            So it’s not irrational. It’s just what the Bible says. So maybe you want to argue that the whole Bible is wrong and there’s plenty that Anglicans and Catholics and Baptists (&etc.) argue about and hey that’s another issue altogether. My point is that not everyone accepts a postmodern view of things and so to understand where they’re coming from, you need to realize that they’re not starting from a postmodern view of things. And that doesn’t make them crazy (necessarily), it means they have a totally different set of presuppositions or axioms than you do.

  13. LennyLeonardo says:

    “Stop bitching about people you don’t like! That’s what Khemm does!”
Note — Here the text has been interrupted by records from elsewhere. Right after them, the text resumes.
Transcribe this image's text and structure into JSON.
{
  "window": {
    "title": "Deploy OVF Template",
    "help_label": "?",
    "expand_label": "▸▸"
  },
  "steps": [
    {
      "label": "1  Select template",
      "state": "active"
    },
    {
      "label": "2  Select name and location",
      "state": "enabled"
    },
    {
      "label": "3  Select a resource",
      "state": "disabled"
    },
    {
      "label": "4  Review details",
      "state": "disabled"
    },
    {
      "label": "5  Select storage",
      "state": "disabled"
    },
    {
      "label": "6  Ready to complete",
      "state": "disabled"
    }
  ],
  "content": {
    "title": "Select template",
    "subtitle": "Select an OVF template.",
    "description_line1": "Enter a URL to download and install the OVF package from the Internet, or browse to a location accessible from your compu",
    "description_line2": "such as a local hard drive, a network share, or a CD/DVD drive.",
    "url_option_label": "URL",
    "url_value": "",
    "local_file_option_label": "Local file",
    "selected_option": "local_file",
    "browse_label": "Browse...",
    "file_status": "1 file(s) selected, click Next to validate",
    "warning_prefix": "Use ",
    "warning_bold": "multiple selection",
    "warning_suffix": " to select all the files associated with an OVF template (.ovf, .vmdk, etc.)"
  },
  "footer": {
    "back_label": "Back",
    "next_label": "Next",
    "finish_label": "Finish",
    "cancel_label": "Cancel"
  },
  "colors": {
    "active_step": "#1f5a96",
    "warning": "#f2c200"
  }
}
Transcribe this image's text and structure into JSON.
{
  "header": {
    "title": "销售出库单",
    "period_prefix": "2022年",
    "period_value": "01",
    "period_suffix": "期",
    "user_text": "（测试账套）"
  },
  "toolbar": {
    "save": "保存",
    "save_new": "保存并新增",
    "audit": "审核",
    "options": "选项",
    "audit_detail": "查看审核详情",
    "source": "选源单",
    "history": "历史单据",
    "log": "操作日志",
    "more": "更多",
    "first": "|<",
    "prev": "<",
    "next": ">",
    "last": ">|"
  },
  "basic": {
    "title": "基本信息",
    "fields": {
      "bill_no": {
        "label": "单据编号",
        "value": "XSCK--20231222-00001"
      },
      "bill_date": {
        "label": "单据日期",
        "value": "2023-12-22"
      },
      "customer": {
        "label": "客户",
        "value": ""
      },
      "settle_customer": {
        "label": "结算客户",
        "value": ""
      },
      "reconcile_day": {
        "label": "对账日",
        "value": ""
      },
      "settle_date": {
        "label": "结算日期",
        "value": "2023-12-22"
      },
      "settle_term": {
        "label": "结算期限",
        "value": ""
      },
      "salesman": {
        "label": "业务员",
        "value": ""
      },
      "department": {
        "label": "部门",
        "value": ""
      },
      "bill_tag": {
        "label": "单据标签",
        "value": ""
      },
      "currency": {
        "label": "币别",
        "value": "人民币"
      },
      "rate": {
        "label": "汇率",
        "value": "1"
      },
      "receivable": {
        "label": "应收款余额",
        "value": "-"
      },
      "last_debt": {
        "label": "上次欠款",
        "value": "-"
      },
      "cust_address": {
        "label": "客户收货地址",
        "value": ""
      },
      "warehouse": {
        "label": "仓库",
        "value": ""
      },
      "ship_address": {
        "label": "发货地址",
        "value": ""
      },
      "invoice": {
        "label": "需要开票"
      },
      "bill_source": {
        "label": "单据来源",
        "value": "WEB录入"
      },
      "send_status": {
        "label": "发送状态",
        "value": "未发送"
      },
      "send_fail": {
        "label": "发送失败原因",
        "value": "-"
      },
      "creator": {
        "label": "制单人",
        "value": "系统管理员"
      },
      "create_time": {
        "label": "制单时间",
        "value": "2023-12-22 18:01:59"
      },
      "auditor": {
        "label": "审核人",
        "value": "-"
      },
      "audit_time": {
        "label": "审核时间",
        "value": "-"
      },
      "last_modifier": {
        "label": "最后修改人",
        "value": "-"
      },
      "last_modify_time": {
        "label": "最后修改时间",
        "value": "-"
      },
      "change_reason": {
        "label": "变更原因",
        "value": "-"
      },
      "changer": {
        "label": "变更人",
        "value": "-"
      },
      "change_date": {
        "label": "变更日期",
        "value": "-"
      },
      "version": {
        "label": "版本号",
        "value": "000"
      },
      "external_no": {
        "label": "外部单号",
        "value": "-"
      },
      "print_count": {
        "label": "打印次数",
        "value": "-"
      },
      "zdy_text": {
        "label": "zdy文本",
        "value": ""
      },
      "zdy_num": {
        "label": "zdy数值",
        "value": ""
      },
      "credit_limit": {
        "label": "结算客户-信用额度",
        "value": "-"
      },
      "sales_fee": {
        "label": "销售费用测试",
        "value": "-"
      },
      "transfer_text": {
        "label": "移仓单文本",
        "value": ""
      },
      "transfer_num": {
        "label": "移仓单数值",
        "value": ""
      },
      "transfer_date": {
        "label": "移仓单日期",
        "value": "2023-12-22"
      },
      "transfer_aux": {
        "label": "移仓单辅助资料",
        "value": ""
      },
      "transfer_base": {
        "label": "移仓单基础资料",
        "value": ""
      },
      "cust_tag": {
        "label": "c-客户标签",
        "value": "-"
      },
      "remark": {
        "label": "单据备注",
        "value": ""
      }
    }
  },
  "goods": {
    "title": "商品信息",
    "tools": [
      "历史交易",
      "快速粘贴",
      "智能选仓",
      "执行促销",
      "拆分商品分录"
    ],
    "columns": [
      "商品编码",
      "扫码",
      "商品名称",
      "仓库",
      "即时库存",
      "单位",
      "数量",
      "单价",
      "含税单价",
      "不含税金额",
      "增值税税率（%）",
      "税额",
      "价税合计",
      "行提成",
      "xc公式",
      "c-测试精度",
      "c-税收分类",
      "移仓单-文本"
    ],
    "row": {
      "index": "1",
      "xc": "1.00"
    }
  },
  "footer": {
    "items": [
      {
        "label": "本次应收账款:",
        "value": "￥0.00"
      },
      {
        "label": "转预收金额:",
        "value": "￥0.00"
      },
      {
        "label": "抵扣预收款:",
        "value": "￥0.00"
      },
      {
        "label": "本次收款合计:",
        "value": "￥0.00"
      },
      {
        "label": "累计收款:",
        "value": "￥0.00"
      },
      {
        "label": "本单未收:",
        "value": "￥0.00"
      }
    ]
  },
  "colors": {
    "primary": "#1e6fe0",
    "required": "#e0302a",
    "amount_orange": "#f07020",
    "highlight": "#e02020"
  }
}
  14. Jenks says:

    “Firefall’s story has been written by unpleasant sci-fi author Orson Scott Card. Which is a shame, because I suspect someone who actually needed the work could have done a better job.”

  15. Tei says:

    What I get of this is that the humans are tryiing a faster than light engine, and it fails, forcing the ship to land, .. but the breach in spacetime created by the experiment, leak in the planet, like tentacles of dark energy.

    The way the spaceship land on the planet is hilarious bad. Big stuff don’t collide like that, breaks in millions tiny parts… please the dude that created this video, watch again the World Trade Center disaster for a good example of that.

    Whatever are the strong points of Firefall, I doubt will be the lore. ATM is a confusing mess.

    • Highstorm says:

      I liked the premise, but the execution was a bit naff.

      As though command would really give him manual control when they realize he’s going to divert the ship from hitting his family and minimizing casualties, to a place with over 500% more casualties?

  16. InsideOutBoy says:

    I like Card’s views, but I cannot stand his writing, just to point out that a writer is separate from his beliefs whether or not you agree with them.

    Calling any spaceship the Nostromo after Alien is automatic disqualification from professional sci-fi writing, surely?

  17. nonaem says:

    Wait a second.

    You guys are whining because of Orson Scott Card’s views on the homosexuality?


    I mean. SERIOUSLY?

    The guy is one of the best science fiction writers still alive, and you guys are saying that he is shitty because of his views on THIS situation?

    You americans are waaay too ignorants. FFS. I can’t belive in this things Im reading.